However James’ grandfather owned a plantation in Saint Lucy Parish, Barbados known as Gay’s Cove. In 1834, the year that slavery was officially abolished, there were forty-two enslaved people on the plantation. The British government actually compensated slave owners for their loss of “property” following abolition. Those who had been enslaved received nothing. The government took out a £20million loan which was only finally paid off in 2015 by British taxpayers. My ancestor was compensated an amount that would be equivalent to around £50,000 in today’s money. This uncomfortable truth is only tempered by the fact that I know that this material wealth did not make its way into our line of descent. However it puts into perspective some of the elements of pride that many members of my family have in our “white” ancestry, highlighting the fact that it may be misplaced.
Breaking the chains
This is not a unique story but it is certainly one that is not spoken about. It is a history that highlights the resilience of my family line and our ability to thrive in difficult circumstances. I am proud of certain stories such as that of my Gammy taking a stand against her upper-class racist family in the 19th century and getting married to an East Indian labourer, and the story of their two daughters utilising the ancient sou-sou system to acquire land which became a home to their hundreds of descendants.
But most of all I am proud of my mother, she embodies the history and experiences of all of the women before her, yet she provided a loving and healthy home for myself and my brother so that we had the stability that she and others before her did not. My mother broke the chain of dysfunctional family patterns that had haunted our family for generations.
Despite the sadness of the past, researching my family history has helped me to appreciate my situation and the opportunities that I now have thanks to my ancestors. And I hold my head high with pride. As Bob Marley sings in his ‘Redemption Song’, “We [move] forward in this generation. Triumphantly”

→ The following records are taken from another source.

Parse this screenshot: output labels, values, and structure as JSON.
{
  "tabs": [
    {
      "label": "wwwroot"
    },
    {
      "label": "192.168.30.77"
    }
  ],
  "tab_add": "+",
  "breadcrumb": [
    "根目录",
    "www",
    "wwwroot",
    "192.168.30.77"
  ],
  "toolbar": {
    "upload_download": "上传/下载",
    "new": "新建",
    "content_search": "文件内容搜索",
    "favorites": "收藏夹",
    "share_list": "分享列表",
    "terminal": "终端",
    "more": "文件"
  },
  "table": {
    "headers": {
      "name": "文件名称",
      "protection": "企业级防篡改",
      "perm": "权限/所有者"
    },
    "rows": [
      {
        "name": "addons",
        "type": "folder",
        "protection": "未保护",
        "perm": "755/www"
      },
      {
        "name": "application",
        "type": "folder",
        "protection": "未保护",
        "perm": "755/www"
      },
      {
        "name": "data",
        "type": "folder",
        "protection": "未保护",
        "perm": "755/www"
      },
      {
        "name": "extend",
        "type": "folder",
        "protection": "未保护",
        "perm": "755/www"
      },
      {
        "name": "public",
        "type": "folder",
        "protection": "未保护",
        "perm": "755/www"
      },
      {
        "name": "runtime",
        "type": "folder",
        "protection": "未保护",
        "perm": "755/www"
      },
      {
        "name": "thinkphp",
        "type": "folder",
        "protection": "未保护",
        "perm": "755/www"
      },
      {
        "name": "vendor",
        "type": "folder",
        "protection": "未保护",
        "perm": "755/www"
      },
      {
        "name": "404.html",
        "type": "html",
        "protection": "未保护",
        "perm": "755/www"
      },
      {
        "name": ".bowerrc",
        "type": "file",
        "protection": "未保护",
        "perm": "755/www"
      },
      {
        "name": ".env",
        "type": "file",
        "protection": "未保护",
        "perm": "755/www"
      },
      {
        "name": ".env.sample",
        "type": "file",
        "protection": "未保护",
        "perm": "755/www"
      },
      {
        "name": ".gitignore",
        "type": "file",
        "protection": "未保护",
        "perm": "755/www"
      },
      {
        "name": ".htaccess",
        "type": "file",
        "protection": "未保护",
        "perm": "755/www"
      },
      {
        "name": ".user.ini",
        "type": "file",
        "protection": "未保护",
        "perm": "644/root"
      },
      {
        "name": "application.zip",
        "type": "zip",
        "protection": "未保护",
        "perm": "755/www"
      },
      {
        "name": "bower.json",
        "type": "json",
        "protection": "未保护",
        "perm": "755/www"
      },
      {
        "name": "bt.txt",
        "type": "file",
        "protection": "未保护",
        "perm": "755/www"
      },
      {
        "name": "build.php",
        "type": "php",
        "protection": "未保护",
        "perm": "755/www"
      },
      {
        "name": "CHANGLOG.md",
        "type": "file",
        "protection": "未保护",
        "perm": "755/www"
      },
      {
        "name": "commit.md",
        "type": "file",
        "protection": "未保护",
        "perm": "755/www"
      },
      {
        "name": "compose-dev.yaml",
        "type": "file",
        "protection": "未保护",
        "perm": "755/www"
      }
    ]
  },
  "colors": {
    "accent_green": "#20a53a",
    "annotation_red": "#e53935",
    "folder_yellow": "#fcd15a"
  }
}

Read Kyle Ring's full story in the October issue of Family Tree magazine.
Text and image courtesy of Kyle Ring.